The secretary-general of the Presidential Election Commission has questioned the wisdom of allowing appeals against its decisions.
"Appeals against the commission's decisions could hinder its work," Hamdan Fahmy told Al-Arabiya satellite channel on Saturday.
"If one decision is appealed it could cause delays to later decisions," he added.
Such appeals could be deemed unconstitutional, Fahmy noted, because the constitution states the commission has full control over the poll.
According to Article 7 of the draft election law, the right to file appeals will be confined to "those directly concerned with the election process, especially candidates."
Appeals should be filed within two days of the original decision and Supreme Administrative Court will then issue a final verdict within one week.
Holding presidential and parliamentary polls simultaneously is permitted by the constitution, Fahmy added. This could be necessary to ensure both elections are held within six months of the constitution's ratification, as required by Article 230.
The 2014 constitution was approved by an overwhelming majority on 18 January.
The commission will release the election schedule after the election law is issued, Fahmy confirmed.
If there is only one candidate, he added, the election will go ahead and the candidate will have to secure more than half the valid votes.
When asked whether former presidents Hosni Mubarak and Mohamed Morsi could stand, Fahmy said any eligible citizen on the voters database can be a candidate.
The constitution says presidential elections should be take place around 17 April. But Fahmy said this is the date when preparations for the election have to begin – not the voting itself.

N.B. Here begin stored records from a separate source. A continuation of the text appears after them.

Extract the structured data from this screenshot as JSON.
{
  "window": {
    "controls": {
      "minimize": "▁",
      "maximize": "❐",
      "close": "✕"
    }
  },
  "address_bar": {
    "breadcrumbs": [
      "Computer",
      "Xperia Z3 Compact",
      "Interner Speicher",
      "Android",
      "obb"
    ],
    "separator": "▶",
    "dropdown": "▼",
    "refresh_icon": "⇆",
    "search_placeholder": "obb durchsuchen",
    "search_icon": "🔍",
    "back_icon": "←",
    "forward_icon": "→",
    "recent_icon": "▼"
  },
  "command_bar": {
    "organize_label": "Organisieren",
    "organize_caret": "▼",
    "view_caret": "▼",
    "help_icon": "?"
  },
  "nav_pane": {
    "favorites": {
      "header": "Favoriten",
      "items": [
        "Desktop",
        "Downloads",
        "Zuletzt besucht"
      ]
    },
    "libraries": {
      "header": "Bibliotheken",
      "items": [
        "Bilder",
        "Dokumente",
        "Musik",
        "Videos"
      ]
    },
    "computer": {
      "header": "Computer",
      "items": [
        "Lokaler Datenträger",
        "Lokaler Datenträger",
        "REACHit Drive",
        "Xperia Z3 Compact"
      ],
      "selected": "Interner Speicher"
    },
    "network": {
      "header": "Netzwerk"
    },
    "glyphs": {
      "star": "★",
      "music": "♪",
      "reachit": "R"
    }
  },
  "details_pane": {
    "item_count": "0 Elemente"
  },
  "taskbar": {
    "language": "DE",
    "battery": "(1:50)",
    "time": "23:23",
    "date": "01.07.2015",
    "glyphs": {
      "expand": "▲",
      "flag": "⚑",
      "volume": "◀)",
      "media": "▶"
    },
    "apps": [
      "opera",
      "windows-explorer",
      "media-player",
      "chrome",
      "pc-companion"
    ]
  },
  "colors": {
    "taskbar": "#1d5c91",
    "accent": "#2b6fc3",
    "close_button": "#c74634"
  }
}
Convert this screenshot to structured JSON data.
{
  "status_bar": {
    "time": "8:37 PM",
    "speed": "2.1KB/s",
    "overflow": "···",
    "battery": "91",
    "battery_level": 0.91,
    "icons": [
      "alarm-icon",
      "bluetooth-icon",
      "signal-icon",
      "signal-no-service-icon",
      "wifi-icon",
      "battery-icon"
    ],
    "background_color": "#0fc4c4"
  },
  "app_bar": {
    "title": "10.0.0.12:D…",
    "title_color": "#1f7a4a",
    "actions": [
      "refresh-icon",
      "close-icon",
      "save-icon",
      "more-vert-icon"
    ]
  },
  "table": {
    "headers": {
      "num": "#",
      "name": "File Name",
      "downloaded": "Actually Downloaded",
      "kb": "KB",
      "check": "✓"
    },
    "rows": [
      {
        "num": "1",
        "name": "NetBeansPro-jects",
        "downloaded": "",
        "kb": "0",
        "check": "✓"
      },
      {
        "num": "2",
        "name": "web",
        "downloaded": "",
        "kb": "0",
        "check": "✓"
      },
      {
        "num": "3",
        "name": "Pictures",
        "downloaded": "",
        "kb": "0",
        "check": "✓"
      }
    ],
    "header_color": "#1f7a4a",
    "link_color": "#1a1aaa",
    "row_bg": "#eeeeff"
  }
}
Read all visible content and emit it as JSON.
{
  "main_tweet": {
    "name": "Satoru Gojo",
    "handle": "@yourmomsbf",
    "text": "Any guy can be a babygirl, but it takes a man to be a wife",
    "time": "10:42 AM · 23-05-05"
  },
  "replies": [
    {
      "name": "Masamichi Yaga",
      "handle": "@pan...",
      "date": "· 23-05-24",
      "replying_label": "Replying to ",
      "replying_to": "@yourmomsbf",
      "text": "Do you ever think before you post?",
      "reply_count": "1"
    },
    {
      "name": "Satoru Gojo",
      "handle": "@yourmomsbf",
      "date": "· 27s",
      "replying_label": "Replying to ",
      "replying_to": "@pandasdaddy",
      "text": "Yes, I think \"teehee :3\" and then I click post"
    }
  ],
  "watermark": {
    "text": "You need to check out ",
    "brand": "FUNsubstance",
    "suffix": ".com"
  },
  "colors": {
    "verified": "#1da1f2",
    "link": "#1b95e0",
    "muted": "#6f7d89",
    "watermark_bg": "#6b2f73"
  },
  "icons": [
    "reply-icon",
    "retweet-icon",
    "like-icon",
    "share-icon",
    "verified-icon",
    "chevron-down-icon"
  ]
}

The Presidential Election Commission is a five-member judicial body tasked with supervising the upcoming presidential polls.